5. Canada is on board for a meaningful deal. At a press conference in Paris on Sunday, Catherine McKenna, Canada’s new minister of environment and climate change, kept repeating “Canada is back,” like a mantra. While the new Liberal government in Canada took office too recently to offer a more substantial action pledge than its fossil fuel–boosting Conservative predecessors, McKenna emphasized that Canada is planning to play a constructive role in the negotiations. On Monday, Canadian Prime Minister Justin Trudeau drove that message home. “Canada can do more to address climate change and we will do that,” he said. “Our government is making climate change a priority.” On Friday, in a sign of that commitment, the Canadian government pledged $2 billion over five years in climate finance for poorer countries. That’s more than the Conservative government had offered, but less than some environmentalists think Canada should contribute.
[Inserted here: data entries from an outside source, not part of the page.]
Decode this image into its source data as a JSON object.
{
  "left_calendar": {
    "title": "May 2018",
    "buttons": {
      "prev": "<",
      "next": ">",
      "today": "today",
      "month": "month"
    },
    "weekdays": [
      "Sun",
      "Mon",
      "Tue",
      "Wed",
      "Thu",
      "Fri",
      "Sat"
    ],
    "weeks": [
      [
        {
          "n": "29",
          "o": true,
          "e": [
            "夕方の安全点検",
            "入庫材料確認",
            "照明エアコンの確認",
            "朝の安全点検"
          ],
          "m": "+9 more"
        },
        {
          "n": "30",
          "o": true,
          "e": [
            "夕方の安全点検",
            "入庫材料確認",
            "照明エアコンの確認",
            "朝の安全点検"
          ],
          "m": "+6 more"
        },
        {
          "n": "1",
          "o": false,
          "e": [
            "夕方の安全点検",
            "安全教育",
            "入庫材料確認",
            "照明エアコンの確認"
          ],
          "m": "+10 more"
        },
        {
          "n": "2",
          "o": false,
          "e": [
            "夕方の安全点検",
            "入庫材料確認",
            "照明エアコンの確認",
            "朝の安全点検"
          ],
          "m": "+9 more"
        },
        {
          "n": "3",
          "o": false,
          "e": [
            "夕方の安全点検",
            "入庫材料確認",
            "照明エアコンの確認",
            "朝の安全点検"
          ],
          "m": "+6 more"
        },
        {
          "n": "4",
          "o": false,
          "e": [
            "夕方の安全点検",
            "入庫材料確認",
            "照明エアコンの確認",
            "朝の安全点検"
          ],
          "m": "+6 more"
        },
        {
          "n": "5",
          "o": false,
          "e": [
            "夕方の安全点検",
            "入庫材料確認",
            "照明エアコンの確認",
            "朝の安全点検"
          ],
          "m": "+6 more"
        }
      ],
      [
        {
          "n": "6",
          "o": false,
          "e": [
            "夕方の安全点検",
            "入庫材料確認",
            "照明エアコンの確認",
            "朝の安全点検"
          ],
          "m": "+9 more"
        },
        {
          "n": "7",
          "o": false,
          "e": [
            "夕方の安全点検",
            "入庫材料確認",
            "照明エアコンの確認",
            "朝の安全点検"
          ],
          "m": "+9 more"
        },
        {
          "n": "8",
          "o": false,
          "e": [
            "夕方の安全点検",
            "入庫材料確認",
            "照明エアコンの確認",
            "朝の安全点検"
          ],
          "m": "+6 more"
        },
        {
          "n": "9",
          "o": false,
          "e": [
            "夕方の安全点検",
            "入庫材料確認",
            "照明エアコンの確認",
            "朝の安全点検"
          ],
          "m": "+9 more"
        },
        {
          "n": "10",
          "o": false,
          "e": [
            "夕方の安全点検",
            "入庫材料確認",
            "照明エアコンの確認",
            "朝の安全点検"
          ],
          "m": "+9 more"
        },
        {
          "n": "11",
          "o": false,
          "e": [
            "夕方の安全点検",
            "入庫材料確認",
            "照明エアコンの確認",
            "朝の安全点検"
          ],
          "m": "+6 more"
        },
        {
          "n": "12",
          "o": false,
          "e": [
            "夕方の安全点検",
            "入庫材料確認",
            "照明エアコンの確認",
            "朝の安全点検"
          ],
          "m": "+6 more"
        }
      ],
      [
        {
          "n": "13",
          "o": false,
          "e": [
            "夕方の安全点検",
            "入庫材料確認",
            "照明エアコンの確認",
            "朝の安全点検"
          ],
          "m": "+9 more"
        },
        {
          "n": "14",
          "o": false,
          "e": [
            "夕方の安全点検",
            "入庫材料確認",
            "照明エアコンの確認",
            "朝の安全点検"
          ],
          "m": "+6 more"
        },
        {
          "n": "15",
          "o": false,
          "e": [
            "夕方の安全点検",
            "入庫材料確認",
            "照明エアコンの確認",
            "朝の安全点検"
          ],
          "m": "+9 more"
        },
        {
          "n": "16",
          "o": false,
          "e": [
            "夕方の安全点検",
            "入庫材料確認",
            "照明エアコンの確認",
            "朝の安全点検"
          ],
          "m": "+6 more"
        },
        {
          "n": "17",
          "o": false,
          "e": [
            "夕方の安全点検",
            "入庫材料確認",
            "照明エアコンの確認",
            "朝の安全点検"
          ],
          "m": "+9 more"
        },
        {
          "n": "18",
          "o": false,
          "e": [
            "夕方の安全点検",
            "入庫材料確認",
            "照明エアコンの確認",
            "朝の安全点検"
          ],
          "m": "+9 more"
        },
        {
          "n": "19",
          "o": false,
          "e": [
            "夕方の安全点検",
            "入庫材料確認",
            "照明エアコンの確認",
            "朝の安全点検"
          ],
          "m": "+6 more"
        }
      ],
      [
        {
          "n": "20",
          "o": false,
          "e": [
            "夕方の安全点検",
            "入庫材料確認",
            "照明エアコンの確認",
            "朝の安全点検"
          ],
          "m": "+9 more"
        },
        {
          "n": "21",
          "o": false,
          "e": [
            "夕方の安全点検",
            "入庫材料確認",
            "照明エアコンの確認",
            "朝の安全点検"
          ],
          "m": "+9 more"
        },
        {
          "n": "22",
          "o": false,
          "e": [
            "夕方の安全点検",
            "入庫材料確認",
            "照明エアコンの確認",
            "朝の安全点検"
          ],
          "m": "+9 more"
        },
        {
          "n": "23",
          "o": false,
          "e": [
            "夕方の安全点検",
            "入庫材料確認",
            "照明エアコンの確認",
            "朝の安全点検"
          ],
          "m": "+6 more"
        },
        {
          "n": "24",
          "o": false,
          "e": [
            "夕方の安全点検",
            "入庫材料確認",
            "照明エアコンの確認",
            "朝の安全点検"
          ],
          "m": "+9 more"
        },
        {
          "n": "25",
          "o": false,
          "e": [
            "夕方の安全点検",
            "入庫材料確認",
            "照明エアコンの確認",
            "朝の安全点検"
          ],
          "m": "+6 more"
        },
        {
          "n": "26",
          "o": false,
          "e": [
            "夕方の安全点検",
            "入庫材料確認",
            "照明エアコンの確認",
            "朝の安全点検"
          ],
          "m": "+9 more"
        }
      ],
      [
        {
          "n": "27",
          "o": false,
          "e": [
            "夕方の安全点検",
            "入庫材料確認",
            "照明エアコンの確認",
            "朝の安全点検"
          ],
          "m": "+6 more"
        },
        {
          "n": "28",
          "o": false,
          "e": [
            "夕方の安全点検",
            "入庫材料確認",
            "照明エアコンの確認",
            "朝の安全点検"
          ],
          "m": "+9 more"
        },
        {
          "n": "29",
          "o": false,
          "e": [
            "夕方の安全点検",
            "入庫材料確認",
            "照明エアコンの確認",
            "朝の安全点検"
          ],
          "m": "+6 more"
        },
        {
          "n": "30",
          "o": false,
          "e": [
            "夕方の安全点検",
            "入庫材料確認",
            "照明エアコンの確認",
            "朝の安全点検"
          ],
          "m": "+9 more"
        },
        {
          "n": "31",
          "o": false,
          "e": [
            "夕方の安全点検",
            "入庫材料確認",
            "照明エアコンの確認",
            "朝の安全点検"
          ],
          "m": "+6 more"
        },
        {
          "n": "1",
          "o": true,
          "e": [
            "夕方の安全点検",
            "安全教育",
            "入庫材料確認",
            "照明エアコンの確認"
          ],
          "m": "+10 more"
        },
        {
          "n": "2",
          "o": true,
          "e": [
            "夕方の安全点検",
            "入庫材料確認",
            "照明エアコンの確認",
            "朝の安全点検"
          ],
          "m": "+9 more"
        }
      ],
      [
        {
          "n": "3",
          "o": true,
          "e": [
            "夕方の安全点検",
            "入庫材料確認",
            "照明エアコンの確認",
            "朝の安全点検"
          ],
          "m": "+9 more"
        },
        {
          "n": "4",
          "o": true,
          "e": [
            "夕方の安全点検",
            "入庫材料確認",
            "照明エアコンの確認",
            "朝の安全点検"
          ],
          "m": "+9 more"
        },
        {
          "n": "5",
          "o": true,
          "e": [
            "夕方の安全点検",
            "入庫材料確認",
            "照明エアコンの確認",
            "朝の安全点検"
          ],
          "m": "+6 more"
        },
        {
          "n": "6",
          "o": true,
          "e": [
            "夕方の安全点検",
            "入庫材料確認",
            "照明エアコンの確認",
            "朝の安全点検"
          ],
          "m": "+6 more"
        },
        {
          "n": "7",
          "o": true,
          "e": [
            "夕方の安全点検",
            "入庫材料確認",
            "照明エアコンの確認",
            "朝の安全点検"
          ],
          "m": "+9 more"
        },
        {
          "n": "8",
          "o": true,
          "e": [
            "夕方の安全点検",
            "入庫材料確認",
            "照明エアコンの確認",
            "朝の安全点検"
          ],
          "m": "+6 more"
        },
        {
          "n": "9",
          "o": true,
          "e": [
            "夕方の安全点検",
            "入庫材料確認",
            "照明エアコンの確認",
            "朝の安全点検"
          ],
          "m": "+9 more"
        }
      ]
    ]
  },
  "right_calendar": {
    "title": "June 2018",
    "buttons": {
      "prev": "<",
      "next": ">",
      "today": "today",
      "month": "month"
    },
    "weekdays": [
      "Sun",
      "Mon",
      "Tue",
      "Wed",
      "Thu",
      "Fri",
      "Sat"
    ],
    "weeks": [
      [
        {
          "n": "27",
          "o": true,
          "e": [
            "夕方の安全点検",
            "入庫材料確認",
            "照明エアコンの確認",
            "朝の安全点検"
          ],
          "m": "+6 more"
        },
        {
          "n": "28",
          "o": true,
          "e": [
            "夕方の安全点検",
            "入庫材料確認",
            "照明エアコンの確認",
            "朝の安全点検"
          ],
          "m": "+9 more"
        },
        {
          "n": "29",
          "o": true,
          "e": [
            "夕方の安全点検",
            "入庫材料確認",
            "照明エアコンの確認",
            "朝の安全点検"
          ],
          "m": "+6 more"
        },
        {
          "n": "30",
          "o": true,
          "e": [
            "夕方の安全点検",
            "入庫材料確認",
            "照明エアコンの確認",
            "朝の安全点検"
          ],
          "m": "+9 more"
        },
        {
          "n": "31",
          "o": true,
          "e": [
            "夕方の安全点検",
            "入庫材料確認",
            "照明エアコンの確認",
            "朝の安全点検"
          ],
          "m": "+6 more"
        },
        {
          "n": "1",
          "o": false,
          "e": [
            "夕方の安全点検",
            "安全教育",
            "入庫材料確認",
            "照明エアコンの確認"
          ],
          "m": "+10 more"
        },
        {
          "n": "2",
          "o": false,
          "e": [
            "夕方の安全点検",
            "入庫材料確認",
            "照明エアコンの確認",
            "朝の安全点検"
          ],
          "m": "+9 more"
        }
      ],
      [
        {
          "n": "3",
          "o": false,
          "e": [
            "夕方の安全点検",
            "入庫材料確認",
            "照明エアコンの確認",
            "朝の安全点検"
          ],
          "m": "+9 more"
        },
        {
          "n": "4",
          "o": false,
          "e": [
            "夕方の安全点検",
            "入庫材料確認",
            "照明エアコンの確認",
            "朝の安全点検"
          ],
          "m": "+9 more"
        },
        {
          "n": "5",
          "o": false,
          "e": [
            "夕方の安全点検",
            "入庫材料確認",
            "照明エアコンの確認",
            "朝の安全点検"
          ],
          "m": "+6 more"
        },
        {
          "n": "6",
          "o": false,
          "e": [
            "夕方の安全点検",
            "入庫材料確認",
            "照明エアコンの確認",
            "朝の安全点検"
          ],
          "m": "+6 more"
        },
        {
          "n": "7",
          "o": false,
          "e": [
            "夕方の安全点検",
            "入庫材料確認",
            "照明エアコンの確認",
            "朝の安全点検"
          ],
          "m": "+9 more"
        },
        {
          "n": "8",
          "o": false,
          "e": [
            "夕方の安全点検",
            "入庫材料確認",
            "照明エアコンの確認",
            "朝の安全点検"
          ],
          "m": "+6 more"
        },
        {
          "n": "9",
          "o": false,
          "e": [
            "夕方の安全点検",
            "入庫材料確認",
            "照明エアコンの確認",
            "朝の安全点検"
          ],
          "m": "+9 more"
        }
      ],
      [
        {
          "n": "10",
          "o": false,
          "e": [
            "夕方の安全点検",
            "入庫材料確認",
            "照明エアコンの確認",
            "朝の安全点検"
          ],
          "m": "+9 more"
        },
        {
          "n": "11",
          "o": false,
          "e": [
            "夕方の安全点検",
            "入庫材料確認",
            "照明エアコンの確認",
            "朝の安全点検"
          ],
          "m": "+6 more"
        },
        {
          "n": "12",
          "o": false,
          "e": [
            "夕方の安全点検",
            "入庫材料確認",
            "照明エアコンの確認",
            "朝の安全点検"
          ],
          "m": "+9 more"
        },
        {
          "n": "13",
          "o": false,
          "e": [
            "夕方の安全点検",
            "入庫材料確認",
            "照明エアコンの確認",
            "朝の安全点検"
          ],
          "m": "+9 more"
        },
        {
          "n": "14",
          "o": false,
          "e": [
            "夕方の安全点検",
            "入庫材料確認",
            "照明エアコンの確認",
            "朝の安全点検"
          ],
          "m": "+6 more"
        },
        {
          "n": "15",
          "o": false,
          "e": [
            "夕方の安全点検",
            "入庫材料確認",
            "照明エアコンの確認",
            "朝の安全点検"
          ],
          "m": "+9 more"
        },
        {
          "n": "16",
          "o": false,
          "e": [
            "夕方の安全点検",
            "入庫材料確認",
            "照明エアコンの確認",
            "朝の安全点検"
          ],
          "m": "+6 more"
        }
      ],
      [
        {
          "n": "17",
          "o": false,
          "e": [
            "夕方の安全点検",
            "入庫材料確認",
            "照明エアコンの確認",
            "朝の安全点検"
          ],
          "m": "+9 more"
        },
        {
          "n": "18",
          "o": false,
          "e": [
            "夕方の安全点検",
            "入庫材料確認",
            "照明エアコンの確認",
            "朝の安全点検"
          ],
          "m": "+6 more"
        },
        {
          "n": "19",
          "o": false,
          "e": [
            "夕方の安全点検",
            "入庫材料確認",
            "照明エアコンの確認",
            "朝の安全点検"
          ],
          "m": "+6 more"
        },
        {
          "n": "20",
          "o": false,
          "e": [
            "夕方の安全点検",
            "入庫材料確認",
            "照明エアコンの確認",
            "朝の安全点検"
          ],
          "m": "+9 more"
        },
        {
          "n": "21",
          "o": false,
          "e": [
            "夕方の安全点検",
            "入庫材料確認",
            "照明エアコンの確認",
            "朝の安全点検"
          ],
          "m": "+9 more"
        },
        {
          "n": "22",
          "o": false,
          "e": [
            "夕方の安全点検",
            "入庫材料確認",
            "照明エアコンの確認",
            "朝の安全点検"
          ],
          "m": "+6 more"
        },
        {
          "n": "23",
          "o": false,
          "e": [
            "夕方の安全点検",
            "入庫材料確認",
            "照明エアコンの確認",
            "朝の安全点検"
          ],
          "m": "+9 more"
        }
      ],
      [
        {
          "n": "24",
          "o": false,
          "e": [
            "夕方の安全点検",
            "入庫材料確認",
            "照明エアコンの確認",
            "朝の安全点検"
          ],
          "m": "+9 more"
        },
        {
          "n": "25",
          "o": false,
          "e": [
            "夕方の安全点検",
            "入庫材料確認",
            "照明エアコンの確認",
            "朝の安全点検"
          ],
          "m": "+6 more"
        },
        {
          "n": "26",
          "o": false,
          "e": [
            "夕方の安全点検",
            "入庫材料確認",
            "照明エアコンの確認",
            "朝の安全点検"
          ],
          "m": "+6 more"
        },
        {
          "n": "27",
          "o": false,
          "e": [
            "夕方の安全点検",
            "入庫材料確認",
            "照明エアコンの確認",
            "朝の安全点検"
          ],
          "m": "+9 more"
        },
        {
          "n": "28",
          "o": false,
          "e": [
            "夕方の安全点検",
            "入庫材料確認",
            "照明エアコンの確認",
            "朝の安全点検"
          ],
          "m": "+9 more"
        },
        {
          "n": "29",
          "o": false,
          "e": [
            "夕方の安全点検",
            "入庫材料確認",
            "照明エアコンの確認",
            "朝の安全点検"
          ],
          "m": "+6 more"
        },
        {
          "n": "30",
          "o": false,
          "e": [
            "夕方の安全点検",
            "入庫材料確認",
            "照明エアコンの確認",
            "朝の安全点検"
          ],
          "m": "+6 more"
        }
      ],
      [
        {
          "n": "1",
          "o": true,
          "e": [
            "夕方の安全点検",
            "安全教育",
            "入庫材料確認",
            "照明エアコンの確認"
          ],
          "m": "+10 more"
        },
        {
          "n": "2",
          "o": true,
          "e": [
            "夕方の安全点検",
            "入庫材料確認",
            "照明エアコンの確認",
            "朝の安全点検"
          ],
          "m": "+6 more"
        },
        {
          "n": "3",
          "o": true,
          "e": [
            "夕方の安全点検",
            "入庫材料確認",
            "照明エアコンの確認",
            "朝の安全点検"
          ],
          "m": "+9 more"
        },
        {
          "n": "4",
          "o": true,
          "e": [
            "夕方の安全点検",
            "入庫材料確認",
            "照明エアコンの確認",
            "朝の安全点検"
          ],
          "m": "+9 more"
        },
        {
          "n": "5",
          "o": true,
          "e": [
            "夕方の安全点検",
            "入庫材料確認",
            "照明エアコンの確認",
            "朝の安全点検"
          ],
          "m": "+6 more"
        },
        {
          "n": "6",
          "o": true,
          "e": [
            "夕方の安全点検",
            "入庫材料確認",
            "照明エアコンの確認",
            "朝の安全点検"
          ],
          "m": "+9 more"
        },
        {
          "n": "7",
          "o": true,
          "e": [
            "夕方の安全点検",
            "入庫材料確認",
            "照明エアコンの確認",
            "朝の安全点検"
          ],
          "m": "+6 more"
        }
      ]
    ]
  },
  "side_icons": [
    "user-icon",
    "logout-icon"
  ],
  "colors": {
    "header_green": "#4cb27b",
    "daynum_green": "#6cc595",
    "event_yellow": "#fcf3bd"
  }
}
Other past problem countries that have already shifted to being constructive partners, most notably China, reaffirmed their commitments. India, which has been an ongoing concern for climate hawks, pleased them by announcing plans for a new 120-country alliance to provide solar energy access to the poor.
6. Russia is not helping. Russian President Vladimir Putin, one of the world’s most intransigent heads of state on climate change, made what sounded like a reasonable speech on Monday. He noted that his country has cut emissions dramatically since Kyoto in 1997 and has promised further cuts in its action pledge made ahead of the Paris meeting. The problem: this isn’t the result of policy shifts, but the byproduct of a major economic collapse and the replacement of old, super-dirty Soviet-era power plants and factories. Russia has yet to meaningfully pivot toward a cleaner economy.
Also, according to The Guardian, Australian Prime Minister Malcolm Turnbull’s promises were in part a hollow gesture aimed at getting credit for prior actions on land use and forestry. Turnbull is not promising more ambitious emissions cuts from his country or joining calls for reform of fossil fuel subsidies.
Still, no one is as backward as the Republican Party. Even Putin said, “Climate change has become one of the gravest challenges that humanity is facing.” This puts him well to the left of the GOP, which broadly denies that climate change is happening, that it is caused by greenhouse gas emissions, and that it’s a bad thing. At least there is no equivalent to the Republican Party in Paris right now.
Overall, there is reason to be optimistic. No previous COP meeting has brought together so many countries and heads of state: 183 nations have submitted Intended Nationally Determined Contributions, or climate action plans. The political and economic moment is more conducive than in years past too.
“We have the people of the world behind us coming into this meeting,” said Keya Chatterjee, executive director of the U.S. Climate Action Network, at a press conference Monday. Hundreds of thousands of citizens in cities around the world rallied for climate action on Sunday. And renewable energy is finally becoming cost-competitive with fossil fuels. As Chatterjee noted, “The entire energy sector is different now. When we were coming into Copenhagen, solar power was 50 percent more expensive.”
The forecast is not exactly sunny — there’s no way a Paris deal will put us on course for staying below 2 C, let alone 1.5 — but it’s a lot brighter than it was a few years ago. Paris could get the international community moving in the right direction, even if there’s still a very long way to go.